Supplied information:
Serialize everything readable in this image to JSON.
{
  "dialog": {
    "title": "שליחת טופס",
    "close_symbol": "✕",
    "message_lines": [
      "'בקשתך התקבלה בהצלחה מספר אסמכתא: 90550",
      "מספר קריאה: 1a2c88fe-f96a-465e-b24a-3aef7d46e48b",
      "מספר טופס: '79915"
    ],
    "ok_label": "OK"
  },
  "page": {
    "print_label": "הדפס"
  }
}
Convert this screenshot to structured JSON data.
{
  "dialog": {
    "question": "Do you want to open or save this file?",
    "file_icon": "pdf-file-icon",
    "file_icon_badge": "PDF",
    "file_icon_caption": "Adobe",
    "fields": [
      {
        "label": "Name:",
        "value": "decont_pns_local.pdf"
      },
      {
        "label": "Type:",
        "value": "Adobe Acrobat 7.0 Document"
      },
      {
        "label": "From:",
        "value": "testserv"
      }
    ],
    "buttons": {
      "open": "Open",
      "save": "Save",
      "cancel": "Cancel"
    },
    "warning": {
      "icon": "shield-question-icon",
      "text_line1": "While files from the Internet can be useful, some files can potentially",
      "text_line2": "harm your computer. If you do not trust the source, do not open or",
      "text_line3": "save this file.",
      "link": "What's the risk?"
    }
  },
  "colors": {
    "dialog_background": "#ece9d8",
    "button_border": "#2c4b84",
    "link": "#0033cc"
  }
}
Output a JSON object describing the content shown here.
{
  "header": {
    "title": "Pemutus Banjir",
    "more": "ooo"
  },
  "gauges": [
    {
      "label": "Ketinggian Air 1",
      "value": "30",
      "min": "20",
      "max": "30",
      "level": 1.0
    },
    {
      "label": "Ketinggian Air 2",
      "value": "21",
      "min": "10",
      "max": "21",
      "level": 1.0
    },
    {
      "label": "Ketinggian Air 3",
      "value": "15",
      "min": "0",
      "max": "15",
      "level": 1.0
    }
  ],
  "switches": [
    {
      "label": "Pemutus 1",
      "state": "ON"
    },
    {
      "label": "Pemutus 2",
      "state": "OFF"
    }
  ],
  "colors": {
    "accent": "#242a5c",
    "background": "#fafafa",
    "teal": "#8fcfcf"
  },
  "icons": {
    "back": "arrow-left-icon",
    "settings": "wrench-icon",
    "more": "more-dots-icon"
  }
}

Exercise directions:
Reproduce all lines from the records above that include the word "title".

Task output:
    "title": "שליחת טופס",
    "title": "Pemutus Banjir",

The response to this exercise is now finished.